The use of horror as a metaphor for the impact of repressed female sexuality in cinema can be found in a range of films, from Julia Ducournau’s arresting debut feature, Raw, to Brian de Palma’s masterful tale of a girl’s unusual coming of age in Carrie. It’s not necessarily a new way of tackling the subject of teenage girls and their first ventures into sexual desire, but it is a deeply effective one and serves as the central theme of Thelma—Joachim Trier’s brilliant meditation on one young woman’s discovery of the wants she has stifled for so long.
The titular Thelma (Eili Harboe) is a quiet, thoughtful freshman who, when we first meet her, appears to be overwhelmed by shyness. As she attends university in Oslo, a sharp contrast to the notably eerie house that she lives in with her parents in the Norwegian countryside, she initially struggles to settle into the student lifestyle with her fellow classmates. Through brief glimpses into her relationship with her parents, often presented in the form of somewhat invasive phone-calls to Thelma after her classes, we learn that they are fundamentalist Christians to whom Thelma can barely admit that she drank a little wine without panic rising. Already, within the film’s first thirty minutes, the repression surrounding Thelma’s life has been established. Once we learn that she has spent the first eighteen years of her life under the thumb of her parents–akin to the way in which Sissy Spacek’s telekinetic lead of Carrie spent hers restrained by her mother–the visible concern that arises whenever she speaks to another person begins to make sense.
Grief, guilt, and mental illness are not unusual themes in horror film. We’ve seen them in The Babadook, The Witch, It Follows, the list goes on. But Ari Aster’s debut feature film, Hereditary, takes the struggles of grief to another horrifying level. What he creates is a tense, devastating, and at times difficult to watch, look at the trauma we suffer at the hands of our family and how that trauma lives on past death.

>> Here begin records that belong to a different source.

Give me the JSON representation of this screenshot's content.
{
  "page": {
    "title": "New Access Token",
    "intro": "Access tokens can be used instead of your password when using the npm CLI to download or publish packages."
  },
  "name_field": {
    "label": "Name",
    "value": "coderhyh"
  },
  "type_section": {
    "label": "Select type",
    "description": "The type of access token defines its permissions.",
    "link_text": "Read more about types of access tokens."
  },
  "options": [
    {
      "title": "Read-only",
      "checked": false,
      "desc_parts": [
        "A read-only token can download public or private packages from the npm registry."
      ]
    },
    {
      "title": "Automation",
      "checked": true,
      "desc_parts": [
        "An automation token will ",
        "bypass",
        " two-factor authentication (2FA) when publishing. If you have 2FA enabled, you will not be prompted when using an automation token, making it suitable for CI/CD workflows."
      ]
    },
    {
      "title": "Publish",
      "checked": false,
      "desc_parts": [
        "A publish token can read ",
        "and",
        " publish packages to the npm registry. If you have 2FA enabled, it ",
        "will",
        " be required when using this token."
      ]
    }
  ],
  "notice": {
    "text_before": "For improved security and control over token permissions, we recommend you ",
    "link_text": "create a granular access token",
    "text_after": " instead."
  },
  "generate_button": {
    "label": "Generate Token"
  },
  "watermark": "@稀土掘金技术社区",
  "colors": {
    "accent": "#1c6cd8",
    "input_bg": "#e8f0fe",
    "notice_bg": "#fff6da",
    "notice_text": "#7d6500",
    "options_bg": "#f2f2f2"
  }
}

Hereditary opens on the grieving Graham family. Annie, played by the phenomenal Toni Collette, has lost her mother and is trying to work her way through this loss with support groups and working on her artistic miniatures. Meanwhile, her husband, Steve (Gabriel Byrne) tries to maintain some semblance of normalcy with their son, Peter (Alex Wolff), and young daughter, Charlie (Milly Shapiro). But slowly everything begins to fall apart into a very dark place. Telling you any more about the plot would ruin the film and this is best viewed without any idea of what to expect.